BRIEF
Go through the records below and copy out every line that contains the word "date".

TASK INPUTS
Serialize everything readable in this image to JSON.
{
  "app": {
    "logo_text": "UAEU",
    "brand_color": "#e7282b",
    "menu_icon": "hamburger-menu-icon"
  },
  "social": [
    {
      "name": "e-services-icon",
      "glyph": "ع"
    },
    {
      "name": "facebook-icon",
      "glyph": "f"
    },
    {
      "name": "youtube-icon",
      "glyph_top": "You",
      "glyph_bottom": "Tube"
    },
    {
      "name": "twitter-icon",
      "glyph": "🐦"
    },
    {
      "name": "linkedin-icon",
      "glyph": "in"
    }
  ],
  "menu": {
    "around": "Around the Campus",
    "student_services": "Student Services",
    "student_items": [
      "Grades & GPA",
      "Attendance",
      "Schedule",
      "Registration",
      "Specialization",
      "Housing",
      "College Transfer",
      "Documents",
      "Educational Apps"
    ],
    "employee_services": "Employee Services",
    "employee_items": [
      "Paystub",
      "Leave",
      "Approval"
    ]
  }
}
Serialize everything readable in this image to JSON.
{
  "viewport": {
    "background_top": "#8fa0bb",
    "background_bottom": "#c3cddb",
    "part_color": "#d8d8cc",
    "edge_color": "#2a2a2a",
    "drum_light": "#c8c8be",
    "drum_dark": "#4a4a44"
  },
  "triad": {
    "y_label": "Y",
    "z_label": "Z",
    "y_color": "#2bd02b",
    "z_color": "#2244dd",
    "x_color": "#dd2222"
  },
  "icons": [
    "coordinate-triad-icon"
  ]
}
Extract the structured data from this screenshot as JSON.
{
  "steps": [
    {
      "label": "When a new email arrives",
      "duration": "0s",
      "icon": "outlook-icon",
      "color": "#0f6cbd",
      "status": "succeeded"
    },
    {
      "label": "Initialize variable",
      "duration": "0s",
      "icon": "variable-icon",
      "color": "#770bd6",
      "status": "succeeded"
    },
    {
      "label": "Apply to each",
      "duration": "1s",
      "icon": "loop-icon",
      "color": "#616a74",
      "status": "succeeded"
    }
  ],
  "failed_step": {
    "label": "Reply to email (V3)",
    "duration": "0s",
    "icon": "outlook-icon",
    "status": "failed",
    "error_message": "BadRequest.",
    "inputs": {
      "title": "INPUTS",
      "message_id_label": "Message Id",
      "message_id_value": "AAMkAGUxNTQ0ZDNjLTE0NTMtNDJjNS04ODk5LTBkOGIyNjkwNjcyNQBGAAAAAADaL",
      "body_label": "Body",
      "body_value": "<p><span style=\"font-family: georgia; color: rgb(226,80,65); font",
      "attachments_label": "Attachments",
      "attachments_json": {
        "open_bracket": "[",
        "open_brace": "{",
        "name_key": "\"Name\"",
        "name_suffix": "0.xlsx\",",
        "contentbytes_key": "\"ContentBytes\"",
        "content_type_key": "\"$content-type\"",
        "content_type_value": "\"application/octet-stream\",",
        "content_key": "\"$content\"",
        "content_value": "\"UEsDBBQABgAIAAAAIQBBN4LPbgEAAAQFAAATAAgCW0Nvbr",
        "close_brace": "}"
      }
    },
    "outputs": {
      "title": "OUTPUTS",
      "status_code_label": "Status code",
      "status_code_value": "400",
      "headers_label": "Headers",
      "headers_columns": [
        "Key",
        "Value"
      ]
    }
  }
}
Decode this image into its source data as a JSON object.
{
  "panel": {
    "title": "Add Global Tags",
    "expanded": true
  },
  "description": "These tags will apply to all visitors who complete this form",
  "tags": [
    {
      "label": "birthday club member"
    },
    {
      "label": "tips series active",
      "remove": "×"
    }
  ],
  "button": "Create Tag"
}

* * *

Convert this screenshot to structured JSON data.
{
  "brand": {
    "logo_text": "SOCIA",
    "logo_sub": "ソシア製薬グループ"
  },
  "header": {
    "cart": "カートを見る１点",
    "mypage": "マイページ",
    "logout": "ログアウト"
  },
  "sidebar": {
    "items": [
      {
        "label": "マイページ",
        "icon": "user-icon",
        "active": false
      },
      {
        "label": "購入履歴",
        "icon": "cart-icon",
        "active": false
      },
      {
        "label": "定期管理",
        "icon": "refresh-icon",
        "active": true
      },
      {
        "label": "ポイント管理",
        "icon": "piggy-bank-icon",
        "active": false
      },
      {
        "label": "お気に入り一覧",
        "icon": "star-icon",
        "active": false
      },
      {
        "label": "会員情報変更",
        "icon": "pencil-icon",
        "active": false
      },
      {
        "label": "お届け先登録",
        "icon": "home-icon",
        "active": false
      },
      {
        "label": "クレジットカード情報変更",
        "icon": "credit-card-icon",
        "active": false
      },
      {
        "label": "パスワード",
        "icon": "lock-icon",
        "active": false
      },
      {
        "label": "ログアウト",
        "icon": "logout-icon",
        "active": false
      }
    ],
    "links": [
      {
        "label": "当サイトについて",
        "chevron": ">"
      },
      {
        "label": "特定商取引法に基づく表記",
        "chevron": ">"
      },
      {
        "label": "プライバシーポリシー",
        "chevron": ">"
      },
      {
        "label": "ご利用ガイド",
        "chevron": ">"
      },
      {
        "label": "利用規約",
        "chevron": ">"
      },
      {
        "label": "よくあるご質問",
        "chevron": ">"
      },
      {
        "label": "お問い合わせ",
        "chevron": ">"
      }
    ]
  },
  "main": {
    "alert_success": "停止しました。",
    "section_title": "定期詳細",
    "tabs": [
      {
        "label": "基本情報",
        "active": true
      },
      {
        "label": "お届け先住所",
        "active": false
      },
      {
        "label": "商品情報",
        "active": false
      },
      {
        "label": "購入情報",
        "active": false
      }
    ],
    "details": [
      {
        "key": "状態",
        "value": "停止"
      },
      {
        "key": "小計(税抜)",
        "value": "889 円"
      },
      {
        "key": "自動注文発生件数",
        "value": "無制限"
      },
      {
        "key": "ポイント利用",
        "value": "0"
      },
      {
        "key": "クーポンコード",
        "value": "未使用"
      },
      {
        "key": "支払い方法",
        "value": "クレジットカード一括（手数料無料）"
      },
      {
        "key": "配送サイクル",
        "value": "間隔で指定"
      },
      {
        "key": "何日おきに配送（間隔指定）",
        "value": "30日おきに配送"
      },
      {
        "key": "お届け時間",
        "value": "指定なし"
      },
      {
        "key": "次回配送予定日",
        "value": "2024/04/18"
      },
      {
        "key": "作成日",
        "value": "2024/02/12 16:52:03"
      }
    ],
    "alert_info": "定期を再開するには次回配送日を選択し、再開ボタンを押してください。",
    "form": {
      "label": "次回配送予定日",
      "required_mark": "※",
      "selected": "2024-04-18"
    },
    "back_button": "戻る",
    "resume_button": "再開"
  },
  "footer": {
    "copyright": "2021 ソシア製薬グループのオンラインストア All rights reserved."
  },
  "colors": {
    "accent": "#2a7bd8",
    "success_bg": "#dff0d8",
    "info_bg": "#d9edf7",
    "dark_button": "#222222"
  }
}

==

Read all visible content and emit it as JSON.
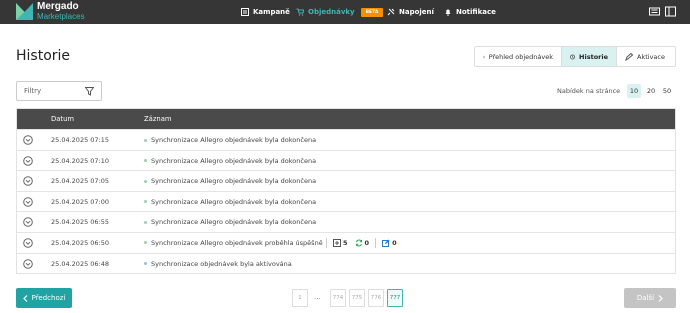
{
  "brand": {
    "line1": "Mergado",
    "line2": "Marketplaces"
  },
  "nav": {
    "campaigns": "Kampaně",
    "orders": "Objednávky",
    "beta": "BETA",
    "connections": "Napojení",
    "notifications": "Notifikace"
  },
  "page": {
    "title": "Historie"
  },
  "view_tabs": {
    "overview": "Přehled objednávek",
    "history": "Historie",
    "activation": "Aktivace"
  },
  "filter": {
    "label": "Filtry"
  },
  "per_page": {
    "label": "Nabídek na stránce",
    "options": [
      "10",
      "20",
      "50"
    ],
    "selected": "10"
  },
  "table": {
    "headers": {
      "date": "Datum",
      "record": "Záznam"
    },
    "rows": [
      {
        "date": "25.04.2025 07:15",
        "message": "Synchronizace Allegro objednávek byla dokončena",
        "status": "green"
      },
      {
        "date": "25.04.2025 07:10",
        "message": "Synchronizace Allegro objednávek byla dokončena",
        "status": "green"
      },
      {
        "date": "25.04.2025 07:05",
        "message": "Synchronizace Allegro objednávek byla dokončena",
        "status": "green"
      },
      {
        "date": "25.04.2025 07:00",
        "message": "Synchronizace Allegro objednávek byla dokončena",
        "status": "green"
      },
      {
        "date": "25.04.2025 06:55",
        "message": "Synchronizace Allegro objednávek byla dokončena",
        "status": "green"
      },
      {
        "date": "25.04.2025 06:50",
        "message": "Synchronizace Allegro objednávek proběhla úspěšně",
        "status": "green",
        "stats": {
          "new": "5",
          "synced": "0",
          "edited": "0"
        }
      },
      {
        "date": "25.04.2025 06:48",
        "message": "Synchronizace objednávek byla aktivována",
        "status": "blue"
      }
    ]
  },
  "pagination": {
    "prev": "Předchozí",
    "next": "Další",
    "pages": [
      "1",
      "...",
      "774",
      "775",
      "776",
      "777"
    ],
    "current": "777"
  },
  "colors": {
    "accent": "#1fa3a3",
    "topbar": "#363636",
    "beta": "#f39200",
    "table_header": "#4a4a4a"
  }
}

OUTPUT OF THE EXERCISE
      "date": "Datum",
        "date": "25.04.2025 07:15",
        "date": "25.04.2025 07:10",
        "date": "25.04.2025 07:05",
        "date": "25.04.2025 07:00",
        "date": "25.04.2025 06:55",
        "date": "25.04.2025 06:50",
        "date": "25.04.2025 06:48",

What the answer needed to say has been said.